The data should be restated word for word, in full.

Given information:
☆ ☆ ☆ ☆
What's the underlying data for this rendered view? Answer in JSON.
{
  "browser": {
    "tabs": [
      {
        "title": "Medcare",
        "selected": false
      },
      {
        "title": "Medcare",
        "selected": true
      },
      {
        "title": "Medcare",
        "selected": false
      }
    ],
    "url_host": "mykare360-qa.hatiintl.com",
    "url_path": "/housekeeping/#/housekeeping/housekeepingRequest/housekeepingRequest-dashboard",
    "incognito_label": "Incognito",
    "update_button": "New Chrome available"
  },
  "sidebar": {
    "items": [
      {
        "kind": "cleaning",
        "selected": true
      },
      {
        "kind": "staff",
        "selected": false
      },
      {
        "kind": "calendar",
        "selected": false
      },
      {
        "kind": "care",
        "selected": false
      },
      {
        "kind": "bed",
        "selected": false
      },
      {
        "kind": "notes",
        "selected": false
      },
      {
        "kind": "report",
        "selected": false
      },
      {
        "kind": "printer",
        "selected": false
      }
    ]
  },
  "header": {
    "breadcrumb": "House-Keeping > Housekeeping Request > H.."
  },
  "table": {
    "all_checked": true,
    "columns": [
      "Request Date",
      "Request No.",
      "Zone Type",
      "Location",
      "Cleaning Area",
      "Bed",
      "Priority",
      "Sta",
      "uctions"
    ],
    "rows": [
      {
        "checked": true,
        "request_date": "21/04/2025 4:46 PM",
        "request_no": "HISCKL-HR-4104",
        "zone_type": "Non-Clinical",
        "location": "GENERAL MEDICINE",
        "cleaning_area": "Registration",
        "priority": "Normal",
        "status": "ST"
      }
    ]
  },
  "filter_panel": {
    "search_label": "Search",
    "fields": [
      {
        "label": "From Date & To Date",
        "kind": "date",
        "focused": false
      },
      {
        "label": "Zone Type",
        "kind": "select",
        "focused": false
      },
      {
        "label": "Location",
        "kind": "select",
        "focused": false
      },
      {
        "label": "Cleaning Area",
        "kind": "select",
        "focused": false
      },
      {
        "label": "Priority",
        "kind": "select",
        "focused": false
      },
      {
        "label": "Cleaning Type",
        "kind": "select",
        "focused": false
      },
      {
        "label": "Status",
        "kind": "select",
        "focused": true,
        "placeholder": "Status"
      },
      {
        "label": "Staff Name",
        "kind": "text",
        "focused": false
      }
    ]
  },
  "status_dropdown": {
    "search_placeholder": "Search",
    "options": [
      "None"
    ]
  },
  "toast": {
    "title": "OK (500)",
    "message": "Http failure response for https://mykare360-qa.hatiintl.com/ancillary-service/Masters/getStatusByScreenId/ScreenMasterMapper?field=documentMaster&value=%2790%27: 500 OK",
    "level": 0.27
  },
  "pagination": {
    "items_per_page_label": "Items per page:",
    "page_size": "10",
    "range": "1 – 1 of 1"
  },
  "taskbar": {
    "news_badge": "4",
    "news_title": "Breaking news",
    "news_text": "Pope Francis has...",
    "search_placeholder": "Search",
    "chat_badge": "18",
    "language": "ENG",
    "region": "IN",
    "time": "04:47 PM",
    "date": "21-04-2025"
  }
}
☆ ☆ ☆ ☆
Response below:
What's the underlying data for this rendered view? Answer in JSON.
{
  "browser": {
    "tabs": [
      {
        "title": "Medcare",
        "selected": false
      },
      {
        "title": "Medcare",
        "selected": true
      },
      {
        "title": "Medcare",
        "selected": false
      }
    ],
    "url_host": "mykare360-qa.hatiintl.com",
    "url_path": "/housekeeping/#/housekeeping/housekeepingRequest/housekeepingRequest-dashboard",
    "incognito_label": "Incognito",
    "update_button": "New Chrome available"
  },
  "sidebar": {
    "items": [
      {
        "kind": "cleaning",
        "selected": true
      },
      {
        "kind": "staff",
        "selected": false
      },
      {
        "kind": "calendar",
        "selected": false
      },
      {
        "kind": "care",
        "selected": false
      },
      {
        "kind": "bed",
        "selected": false
      },
      {
        "kind": "notes",
        "selected": false
      },
      {
        "kind": "report",
        "selected": false
      },
      {
        "kind": "printer",
        "selected": false
      }
    ]
  },
  "header": {
    "breadcrumb": "House-Keeping > Housekeeping Request > H.."
  },
  "table": {
    "all_checked": true,
    "columns": [
      "Request Date",
      "Request No.",
      "Zone Type",
      "Location",
      "Cleaning Area",
      "Bed",
      "Priority",
      "Sta",
      "uctions"
    ],
    "rows": [
      {
        "checked": true,
        "request_date": "21/04/2025 4:46 PM",
        "request_no": "HISCKL-HR-4104",
        "zone_type": "Non-Clinical",
        "location": "GENERAL MEDICINE",
        "cleaning_area": "Registration",
        "priority": "Normal",
        "status": "ST"
      }
    ]
  },
  "filter_panel": {
    "search_label": "Search",
    "fields": [
      {
        "label": "From Date & To Date",
        "kind": "date",
        "focused": false
      },
      {
        "label": "Zone Type",
        "kind": "select",
        "focused": false
      },
      {
        "label": "Location",
        "kind": "select",
        "focused": false
      },
      {
        "label": "Cleaning Area",
        "kind": "select",
        "focused": false
      },
      {
        "label": "Priority",
        "kind": "select",
        "focused": false
      },
      {
        "label": "Cleaning Type",
        "kind": "select",
        "focused": false
      },
      {
        "label": "Status",
        "kind": "select",
        "focused": true,
        "placeholder": "Status"
      },
      {
        "label": "Staff Name",
        "kind": "text",
        "focused": false
      }
    ]
  },
  "status_dropdown": {
    "search_placeholder": "Search",
    "options": [
      "None"
    ]
  },
  "toast": {
    "title": "OK (500)",
    "message": "Http failure response for https://mykare360-qa.hatiintl.com/ancillary-service/Masters/getStatusByScreenId/ScreenMasterMapper?field=documentMaster&value=%2790%27: 500 OK",
    "level": 0.27
  },
  "pagination": {
    "items_per_page_label": "Items per page:",
    "page_size": "10",
    "range": "1 – 1 of 1"
  },
  "taskbar": {
    "news_badge": "4",
    "news_title": "Breaking news",
    "news_text": "Pope Francis has...",
    "search_placeholder": "Search",
    "chat_badge": "18",
    "language": "ENG",
    "region": "IN",
    "time": "04:47 PM",
    "date": "21-04-2025"
  }
}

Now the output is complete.